What was once the United States of America is now a war-ravaged shadow of its former self. There are no longer states, just small countries like Rockymountain, Sierra, and Redwood, each with its own currency. Roads are crumbling, technology is limited and trust is in short supply. Here and there, pockets of civility and civilization remain.
Blackjack is one of those pockets, and Rica has been sent to gather information about the owners. But, she finds something that she did not expect there: a group of mismatched survivors fighting to keep hope and freedom alive.
The world of Blackjack is one of terror, disease, bandits, and the tenacity of humans who simply refuse to believe there is no reason to fight on. Lee Singer paints a bleak picture of the future but has saved a few streaks of color to represent rays of light that can, with care, shatter the stranglehold darkness has on humanity's remnants. BLACKJACK contains incendiary politics, intrigue, mystery, mayhem, and sometimes scary individuals. …BLACKJACK is good, and I recommend it. --Vi Janaway

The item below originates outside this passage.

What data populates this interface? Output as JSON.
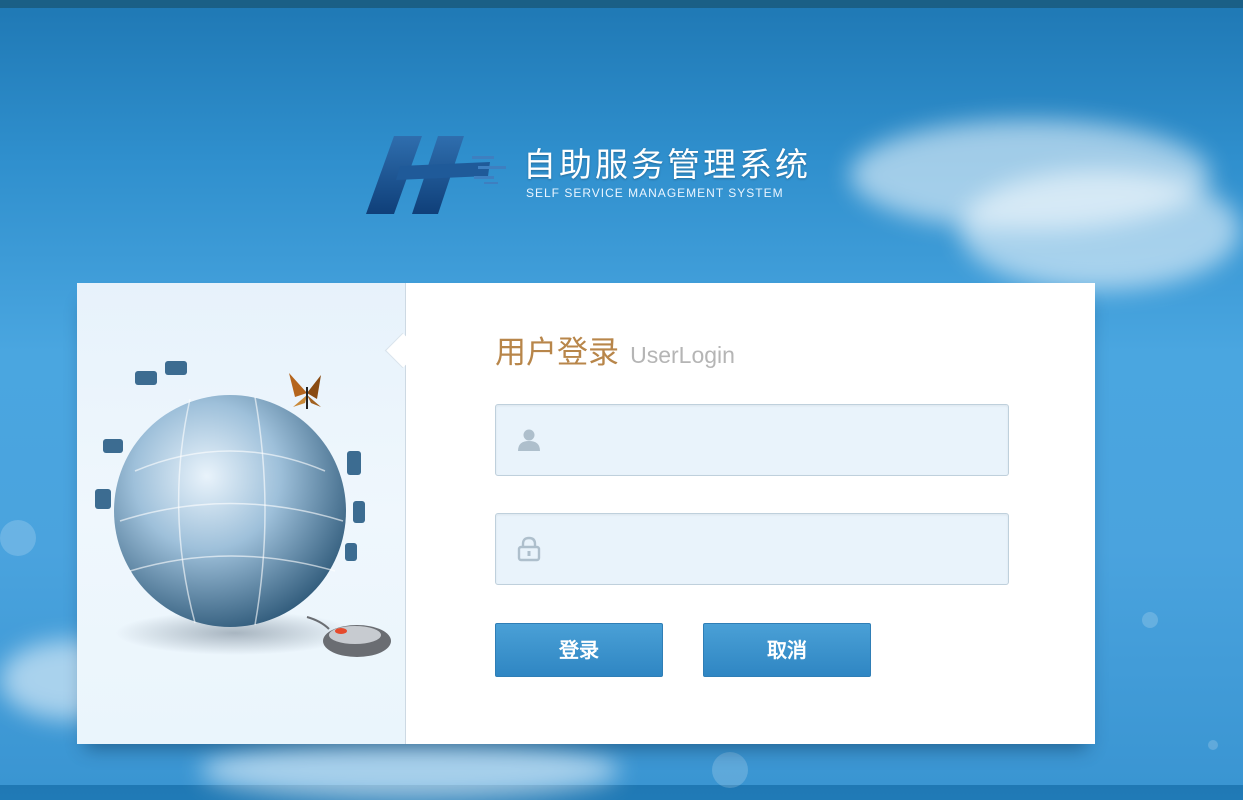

From the North Bay Bohemian:
A sort of Mad Maxine for the flat-accented, Marin makes a convincing antihero for the post-U.S. age, an era seemingly closer than ever before.--G.G.
On Royal Flush--Since their last appearance, the San Francisco Bay Area duo has been through some changes. First Rosie, then Jake left Oakland for Marin County, north of the Golden Gate. Jake has never bothered to get his private eye license--but Rosie did, and now he's working for her. Happily for readers, their relationship is still solid. "Their respect for each other's privacy and integrity is so deeply ingrained that they are careful with their affection, would not quite call it love, and so their wisecracking takes on a softened, humane edge."(San Francisco Chronicle)

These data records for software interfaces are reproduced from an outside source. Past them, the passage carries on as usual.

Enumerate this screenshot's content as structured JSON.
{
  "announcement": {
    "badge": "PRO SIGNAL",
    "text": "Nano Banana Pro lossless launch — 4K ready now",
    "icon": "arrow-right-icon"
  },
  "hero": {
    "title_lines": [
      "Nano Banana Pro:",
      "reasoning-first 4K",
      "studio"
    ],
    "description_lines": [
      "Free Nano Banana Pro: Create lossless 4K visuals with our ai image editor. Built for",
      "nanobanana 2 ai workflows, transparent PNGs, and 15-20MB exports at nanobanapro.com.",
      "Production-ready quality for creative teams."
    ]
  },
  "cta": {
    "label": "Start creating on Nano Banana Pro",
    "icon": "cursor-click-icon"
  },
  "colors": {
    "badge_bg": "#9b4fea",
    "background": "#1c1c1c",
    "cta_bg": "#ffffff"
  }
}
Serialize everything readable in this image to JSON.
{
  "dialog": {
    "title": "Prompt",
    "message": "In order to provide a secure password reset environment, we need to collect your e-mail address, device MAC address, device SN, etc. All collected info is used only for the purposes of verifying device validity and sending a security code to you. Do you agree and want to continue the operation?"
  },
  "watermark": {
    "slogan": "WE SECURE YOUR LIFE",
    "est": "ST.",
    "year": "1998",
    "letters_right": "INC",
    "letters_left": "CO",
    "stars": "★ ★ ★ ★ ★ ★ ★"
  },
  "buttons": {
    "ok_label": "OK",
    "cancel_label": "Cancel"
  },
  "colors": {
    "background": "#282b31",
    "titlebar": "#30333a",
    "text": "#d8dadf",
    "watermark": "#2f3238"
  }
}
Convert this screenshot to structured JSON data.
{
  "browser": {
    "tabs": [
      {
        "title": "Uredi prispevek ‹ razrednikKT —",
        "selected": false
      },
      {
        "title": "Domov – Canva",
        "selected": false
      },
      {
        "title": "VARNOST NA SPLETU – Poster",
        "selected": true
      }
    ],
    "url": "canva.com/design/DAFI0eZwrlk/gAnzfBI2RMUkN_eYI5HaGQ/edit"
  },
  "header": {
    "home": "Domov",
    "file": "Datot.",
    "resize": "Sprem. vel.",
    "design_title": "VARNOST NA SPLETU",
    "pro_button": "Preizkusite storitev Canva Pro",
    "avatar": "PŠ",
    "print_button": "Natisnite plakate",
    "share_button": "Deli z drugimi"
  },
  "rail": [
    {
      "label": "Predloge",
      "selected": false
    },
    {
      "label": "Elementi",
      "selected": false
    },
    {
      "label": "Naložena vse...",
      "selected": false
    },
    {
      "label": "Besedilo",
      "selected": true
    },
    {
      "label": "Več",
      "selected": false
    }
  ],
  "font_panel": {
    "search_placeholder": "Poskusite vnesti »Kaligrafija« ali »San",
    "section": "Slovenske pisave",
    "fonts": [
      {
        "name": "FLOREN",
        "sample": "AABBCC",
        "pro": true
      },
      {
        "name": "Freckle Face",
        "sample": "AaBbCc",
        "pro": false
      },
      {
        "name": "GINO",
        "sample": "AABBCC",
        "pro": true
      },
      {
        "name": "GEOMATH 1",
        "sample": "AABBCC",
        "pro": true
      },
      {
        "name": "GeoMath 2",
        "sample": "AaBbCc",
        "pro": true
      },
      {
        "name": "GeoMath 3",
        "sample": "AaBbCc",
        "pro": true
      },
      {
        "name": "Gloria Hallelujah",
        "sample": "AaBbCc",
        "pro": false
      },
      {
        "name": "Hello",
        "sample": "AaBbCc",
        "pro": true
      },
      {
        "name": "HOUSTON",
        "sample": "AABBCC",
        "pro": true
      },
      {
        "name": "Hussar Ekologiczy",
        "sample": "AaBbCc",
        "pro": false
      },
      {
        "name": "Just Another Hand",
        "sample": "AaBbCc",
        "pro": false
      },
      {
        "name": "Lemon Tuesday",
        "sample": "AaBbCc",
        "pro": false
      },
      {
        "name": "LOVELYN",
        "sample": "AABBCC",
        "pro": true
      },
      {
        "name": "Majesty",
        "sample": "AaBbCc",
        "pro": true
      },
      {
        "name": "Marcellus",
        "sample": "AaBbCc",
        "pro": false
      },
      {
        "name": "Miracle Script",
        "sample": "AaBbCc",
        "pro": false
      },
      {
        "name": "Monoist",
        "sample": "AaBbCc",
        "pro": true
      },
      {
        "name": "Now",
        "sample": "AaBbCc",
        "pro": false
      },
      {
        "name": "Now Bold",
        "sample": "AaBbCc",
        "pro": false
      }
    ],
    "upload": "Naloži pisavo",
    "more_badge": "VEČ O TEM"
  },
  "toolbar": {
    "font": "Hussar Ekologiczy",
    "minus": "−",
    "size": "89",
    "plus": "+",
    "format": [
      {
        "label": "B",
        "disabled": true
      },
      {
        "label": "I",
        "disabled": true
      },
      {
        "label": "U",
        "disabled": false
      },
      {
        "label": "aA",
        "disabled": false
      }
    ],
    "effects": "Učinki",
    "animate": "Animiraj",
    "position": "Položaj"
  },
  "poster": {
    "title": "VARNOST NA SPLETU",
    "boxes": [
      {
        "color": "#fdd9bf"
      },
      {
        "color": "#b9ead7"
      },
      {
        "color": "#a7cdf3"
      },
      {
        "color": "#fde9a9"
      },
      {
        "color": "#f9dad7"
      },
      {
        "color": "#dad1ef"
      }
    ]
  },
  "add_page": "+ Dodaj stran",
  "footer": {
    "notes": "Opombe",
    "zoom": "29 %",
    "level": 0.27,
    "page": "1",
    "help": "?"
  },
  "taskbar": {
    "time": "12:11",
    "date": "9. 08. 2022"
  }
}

From the Back Cover:
Jake and Rosie Are Back
Laid-back private eye Jake Samson is now living in mellow Marin County, and he's working for a new boss, former assistant Rosie Vicente. This time, they're going undercover, infiltrating an ultra-right-wing group to help a young warrior named Royal who wants out. The problem is, the last time someone tried to leave the gang, he ended up dead. The disguised investigators risk their lives as they follow a beerhall trail of convoluted connections, bizarre secrets, and outright lunacy. Then someone else dies, and the violent, raving, group suspects Royal and our two detectives of treachery. Jake and Rosie must move fast to keep one step ahead of the terminal incompetence of the leaders and their troops, who seem more bent on offing each other than on world domination.
From the Publisher:
Jake Samson Rides Again
Critics have described Jake Samson as "attractive, ingenious, and fearless"(San Francisco Chronicle), "wry, skeptical, easygoing"(Kirkus), "one of the nicer guys in the private eye business, who operates in a relaxed, casual style without need for macho posturing"(Washington Post). He and his assistant, carpenter Rosie Vicente, "are entirely engaging, familiar folks, easy to be with"(San Francisco Chronicle). Now author Shelley Singer has brought Jake and Rosie back in her new mystery, Royal Flush, sixth in the series and the first to be published by Perseverance Press/John Daniel and Company.
Jake and Rosie's latest poker-titled case, Royal Flush, calls on all their strength and commitment to one another, as they must go underground to infiltrate a dangerous neo-Nazi group. On their skill and intelligence depend the life of a misguided but essentially good kid and possibly the lives of several political assassination targets. But the gang's incompetence may be even more deadly than their megalomaniac plans. Today's news headlines echo in Royal Flush: violent youth, pop culture and technology, easy availability of weapons, extremist ravings, and dissemination of hatred for outsiders.
Singer's light touch with serious issues makes Royal Flush as enjoyable a read as all of her previous books. New readers will join with longtime fans in hailing the latest installment of this beloved and trend-setting series.
For a Complete List of Books and Short Stories, click here.